Materials provided –
----

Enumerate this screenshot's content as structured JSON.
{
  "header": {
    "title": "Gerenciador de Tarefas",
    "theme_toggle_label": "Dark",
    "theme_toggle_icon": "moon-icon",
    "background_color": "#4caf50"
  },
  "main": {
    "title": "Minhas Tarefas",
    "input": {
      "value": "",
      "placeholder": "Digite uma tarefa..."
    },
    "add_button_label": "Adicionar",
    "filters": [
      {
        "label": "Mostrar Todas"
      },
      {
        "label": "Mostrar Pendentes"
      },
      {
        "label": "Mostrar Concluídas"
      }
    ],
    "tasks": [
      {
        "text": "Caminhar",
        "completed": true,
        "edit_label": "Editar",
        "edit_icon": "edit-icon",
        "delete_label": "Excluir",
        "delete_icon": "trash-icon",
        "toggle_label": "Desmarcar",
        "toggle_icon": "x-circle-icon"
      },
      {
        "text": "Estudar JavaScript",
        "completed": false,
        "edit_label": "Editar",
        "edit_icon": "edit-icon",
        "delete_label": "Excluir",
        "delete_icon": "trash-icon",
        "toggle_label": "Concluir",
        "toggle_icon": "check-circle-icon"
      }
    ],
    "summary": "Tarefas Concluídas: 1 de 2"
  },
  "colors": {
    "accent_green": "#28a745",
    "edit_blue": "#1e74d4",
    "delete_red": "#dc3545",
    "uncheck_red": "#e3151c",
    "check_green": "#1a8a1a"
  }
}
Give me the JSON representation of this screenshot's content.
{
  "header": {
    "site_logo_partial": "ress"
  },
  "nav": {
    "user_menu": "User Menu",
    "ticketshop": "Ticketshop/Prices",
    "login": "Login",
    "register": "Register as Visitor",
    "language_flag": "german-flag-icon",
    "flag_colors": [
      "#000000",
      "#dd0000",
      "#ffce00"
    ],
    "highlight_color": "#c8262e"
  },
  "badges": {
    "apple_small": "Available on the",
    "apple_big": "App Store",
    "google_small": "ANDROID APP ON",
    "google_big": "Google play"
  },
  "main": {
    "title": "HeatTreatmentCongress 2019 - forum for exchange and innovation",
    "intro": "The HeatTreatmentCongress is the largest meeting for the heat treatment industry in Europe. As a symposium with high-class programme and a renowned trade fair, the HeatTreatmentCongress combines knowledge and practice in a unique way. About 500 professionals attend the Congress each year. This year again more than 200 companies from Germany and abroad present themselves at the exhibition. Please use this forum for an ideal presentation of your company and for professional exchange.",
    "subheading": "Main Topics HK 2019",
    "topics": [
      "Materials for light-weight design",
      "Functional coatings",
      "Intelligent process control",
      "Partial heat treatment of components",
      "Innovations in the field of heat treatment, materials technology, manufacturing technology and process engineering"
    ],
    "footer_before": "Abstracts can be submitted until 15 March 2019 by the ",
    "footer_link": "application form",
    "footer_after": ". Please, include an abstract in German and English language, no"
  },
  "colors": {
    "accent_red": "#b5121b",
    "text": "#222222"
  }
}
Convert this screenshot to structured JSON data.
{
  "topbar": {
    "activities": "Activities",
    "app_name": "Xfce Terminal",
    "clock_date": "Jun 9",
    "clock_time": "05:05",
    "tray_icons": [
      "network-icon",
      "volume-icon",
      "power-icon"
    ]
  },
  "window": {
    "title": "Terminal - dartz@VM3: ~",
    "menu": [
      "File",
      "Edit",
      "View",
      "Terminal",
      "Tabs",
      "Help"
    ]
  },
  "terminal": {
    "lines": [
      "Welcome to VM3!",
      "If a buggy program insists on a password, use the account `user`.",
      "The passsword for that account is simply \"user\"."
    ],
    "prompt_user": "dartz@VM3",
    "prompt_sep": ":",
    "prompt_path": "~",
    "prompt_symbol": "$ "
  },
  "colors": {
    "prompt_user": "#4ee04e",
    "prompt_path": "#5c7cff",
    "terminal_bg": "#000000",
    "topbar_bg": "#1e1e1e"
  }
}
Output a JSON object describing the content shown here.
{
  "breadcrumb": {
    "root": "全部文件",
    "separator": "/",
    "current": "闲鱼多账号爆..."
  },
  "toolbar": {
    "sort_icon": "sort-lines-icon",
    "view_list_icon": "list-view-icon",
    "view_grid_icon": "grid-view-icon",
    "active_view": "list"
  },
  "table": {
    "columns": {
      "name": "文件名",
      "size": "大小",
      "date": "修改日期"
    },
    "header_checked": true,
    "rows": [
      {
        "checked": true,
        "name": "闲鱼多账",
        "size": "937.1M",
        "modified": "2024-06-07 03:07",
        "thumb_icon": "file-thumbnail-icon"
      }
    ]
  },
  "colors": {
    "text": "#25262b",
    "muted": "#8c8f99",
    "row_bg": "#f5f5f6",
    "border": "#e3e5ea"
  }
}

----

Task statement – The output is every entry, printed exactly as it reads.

Answer space –
Enumerate this screenshot's content as structured JSON.
{
  "header": {
    "title": "Gerenciador de Tarefas",
    "theme_toggle_label": "Dark",
    "theme_toggle_icon": "moon-icon",
    "background_color": "#4caf50"
  },
  "main": {
    "title": "Minhas Tarefas",
    "input": {
      "value": "",
      "placeholder": "Digite uma tarefa..."
    },
    "add_button_label": "Adicionar",
    "filters": [
      {
        "label": "Mostrar Todas"
      },
      {
        "label": "Mostrar Pendentes"
      },
      {
        "label": "Mostrar Concluídas"
      }
    ],
    "tasks": [
      {
        "text": "Caminhar",
        "completed": true,
        "edit_label": "Editar",
        "edit_icon": "edit-icon",
        "delete_label": "Excluir",
        "delete_icon": "trash-icon",
        "toggle_label": "Desmarcar",
        "toggle_icon": "x-circle-icon"
      },
      {
        "text": "Estudar JavaScript",
        "completed": false,
        "edit_label": "Editar",
        "edit_icon": "edit-icon",
        "delete_label": "Excluir",
        "delete_icon": "trash-icon",
        "toggle_label": "Concluir",
        "toggle_icon": "check-circle-icon"
      }
    ],
    "summary": "Tarefas Concluídas: 1 de 2"
  },
  "colors": {
    "accent_green": "#28a745",
    "edit_blue": "#1e74d4",
    "delete_red": "#dc3545",
    "uncheck_red": "#e3151c",
    "check_green": "#1a8a1a"
  }
}
Give me the JSON representation of this screenshot's content.
{
  "header": {
    "site_logo_partial": "ress"
  },
  "nav": {
    "user_menu": "User Menu",
    "ticketshop": "Ticketshop/Prices",
    "login": "Login",
    "register": "Register as Visitor",
    "language_flag": "german-flag-icon",
    "flag_colors": [
      "#000000",
      "#dd0000",
      "#ffce00"
    ],
    "highlight_color": "#c8262e"
  },
  "badges": {
    "apple_small": "Available on the",
    "apple_big": "App Store",
    "google_small": "ANDROID APP ON",
    "google_big": "Google play"
  },
  "main": {
    "title": "HeatTreatmentCongress 2019 - forum for exchange and innovation",
    "intro": "The HeatTreatmentCongress is the largest meeting for the heat treatment industry in Europe. As a symposium with high-class programme and a renowned trade fair, the HeatTreatmentCongress combines knowledge and practice in a unique way. About 500 professionals attend the Congress each year. This year again more than 200 companies from Germany and abroad present themselves at the exhibition. Please use this forum for an ideal presentation of your company and for professional exchange.",
    "subheading": "Main Topics HK 2019",
    "topics": [
      "Materials for light-weight design",
      "Functional coatings",
      "Intelligent process control",
      "Partial heat treatment of components",
      "Innovations in the field of heat treatment, materials technology, manufacturing technology and process engineering"
    ],
    "footer_before": "Abstracts can be submitted until 15 March 2019 by the ",
    "footer_link": "application form",
    "footer_after": ". Please, include an abstract in German and English language, no"
  },
  "colors": {
    "accent_red": "#b5121b",
    "text": "#222222"
  }
}
Convert this screenshot to structured JSON data.
{
  "topbar": {
    "activities": "Activities",
    "app_name": "Xfce Terminal",
    "clock_date": "Jun 9",
    "clock_time": "05:05",
    "tray_icons": [
      "network-icon",
      "volume-icon",
      "power-icon"
    ]
  },
  "window": {
    "title": "Terminal - dartz@VM3: ~",
    "menu": [
      "File",
      "Edit",
      "View",
      "Terminal",
      "Tabs",
      "Help"
    ]
  },
  "terminal": {
    "lines": [
      "Welcome to VM3!",
      "If a buggy program insists on a password, use the account `user`.",
      "The passsword for that account is simply \"user\"."
    ],
    "prompt_user": "dartz@VM3",
    "prompt_sep": ":",
    "prompt_path": "~",
    "prompt_symbol": "$ "
  },
  "colors": {
    "prompt_user": "#4ee04e",
    "prompt_path": "#5c7cff",
    "terminal_bg": "#000000",
    "topbar_bg": "#1e1e1e"
  }
}
Output a JSON object describing the content shown here.
{
  "breadcrumb": {
    "root": "全部文件",
    "separator": "/",
    "current": "闲鱼多账号爆..."
  },
  "toolbar": {
    "sort_icon": "sort-lines-icon",
    "view_list_icon": "list-view-icon",
    "view_grid_icon": "grid-view-icon",
    "active_view": "list"
  },
  "table": {
    "columns": {
      "name": "文件名",
      "size": "大小",
      "date": "修改日期"
    },
    "header_checked": true,
    "rows": [
      {
        "checked": true,
        "name": "闲鱼多账",
        "size": "937.1M",
        "modified": "2024-06-07 03:07",
        "thumb_icon": "file-thumbnail-icon"
      }
    ]
  },
  "colors": {
    "text": "#25262b",
    "muted": "#8c8f99",
    "row_bg": "#f5f5f6",
    "border": "#e3e5ea"
  }
}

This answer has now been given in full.